- _Element data from apps and pages_:
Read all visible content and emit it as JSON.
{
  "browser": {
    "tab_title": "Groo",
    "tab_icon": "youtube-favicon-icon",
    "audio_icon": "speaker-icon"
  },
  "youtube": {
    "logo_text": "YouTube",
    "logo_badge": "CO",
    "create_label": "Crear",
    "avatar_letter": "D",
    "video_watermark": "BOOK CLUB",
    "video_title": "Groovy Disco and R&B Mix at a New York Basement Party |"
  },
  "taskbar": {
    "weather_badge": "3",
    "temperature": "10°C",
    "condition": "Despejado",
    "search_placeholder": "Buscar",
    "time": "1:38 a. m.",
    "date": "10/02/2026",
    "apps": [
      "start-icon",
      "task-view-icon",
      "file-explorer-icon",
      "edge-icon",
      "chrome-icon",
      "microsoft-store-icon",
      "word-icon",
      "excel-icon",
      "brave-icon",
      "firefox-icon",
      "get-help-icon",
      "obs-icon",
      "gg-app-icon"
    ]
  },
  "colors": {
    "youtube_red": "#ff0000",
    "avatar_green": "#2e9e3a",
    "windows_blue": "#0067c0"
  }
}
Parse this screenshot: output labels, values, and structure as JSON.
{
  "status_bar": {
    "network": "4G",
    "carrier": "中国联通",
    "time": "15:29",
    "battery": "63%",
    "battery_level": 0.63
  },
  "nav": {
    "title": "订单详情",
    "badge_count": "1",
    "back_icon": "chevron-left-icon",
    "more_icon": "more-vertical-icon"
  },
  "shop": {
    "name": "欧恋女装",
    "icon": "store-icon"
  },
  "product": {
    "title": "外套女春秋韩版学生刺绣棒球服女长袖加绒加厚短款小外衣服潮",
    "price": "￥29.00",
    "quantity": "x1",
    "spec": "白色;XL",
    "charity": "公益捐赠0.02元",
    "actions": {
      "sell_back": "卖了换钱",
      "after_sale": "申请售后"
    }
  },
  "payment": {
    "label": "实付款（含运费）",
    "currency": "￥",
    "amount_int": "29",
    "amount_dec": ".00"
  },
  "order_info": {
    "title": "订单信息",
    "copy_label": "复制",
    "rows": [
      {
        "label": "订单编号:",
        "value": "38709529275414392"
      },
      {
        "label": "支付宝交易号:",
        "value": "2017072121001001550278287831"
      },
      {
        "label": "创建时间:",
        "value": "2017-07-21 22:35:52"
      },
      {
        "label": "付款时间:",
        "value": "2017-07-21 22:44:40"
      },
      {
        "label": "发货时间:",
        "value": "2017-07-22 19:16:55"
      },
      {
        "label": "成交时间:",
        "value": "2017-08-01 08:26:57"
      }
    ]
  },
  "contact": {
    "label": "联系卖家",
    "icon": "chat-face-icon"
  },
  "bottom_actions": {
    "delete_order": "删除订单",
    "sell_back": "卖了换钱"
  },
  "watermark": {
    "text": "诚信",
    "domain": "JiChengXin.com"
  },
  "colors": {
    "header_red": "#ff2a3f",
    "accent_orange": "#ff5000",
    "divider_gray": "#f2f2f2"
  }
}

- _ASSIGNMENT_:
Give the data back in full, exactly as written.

- _SOLUTION_:
Read all visible content and emit it as JSON.
{
  "browser": {
    "tab_title": "Groo",
    "tab_icon": "youtube-favicon-icon",
    "audio_icon": "speaker-icon"
  },
  "youtube": {
    "logo_text": "YouTube",
    "logo_badge": "CO",
    "create_label": "Crear",
    "avatar_letter": "D",
    "video_watermark": "BOOK CLUB",
    "video_title": "Groovy Disco and R&B Mix at a New York Basement Party |"
  },
  "taskbar": {
    "weather_badge": "3",
    "temperature": "10°C",
    "condition": "Despejado",
    "search_placeholder": "Buscar",
    "time": "1:38 a. m.",
    "date": "10/02/2026",
    "apps": [
      "start-icon",
      "task-view-icon",
      "file-explorer-icon",
      "edge-icon",
      "chrome-icon",
      "microsoft-store-icon",
      "word-icon",
      "excel-icon",
      "brave-icon",
      "firefox-icon",
      "get-help-icon",
      "obs-icon",
      "gg-app-icon"
    ]
  },
  "colors": {
    "youtube_red": "#ff0000",
    "avatar_green": "#2e9e3a",
    "windows_blue": "#0067c0"
  }
}
Parse this screenshot: output labels, values, and structure as JSON.
{
  "status_bar": {
    "network": "4G",
    "carrier": "中国联通",
    "time": "15:29",
    "battery": "63%",
    "battery_level": 0.63
  },
  "nav": {
    "title": "订单详情",
    "badge_count": "1",
    "back_icon": "chevron-left-icon",
    "more_icon": "more-vertical-icon"
  },
  "shop": {
    "name": "欧恋女装",
    "icon": "store-icon"
  },
  "product": {
    "title": "外套女春秋韩版学生刺绣棒球服女长袖加绒加厚短款小外衣服潮",
    "price": "￥29.00",
    "quantity": "x1",
    "spec": "白色;XL",
    "charity": "公益捐赠0.02元",
    "actions": {
      "sell_back": "卖了换钱",
      "after_sale": "申请售后"
    }
  },
  "payment": {
    "label": "实付款（含运费）",
    "currency": "￥",
    "amount_int": "29",
    "amount_dec": ".00"
  },
  "order_info": {
    "title": "订单信息",
    "copy_label": "复制",
    "rows": [
      {
        "label": "订单编号:",
        "value": "38709529275414392"
      },
      {
        "label": "支付宝交易号:",
        "value": "2017072121001001550278287831"
      },
      {
        "label": "创建时间:",
        "value": "2017-07-21 22:35:52"
      },
      {
        "label": "付款时间:",
        "value": "2017-07-21 22:44:40"
      },
      {
        "label": "发货时间:",
        "value": "2017-07-22 19:16:55"
      },
      {
        "label": "成交时间:",
        "value": "2017-08-01 08:26:57"
      }
    ]
  },
  "contact": {
    "label": "联系卖家",
    "icon": "chat-face-icon"
  },
  "bottom_actions": {
    "delete_order": "删除订单",
    "sell_back": "卖了换钱"
  },
  "watermark": {
    "text": "诚信",
    "domain": "JiChengXin.com"
  },
  "colors": {
    "header_red": "#ff2a3f",
    "accent_orange": "#ff5000",
    "divider_gray": "#f2f2f2"
  }
}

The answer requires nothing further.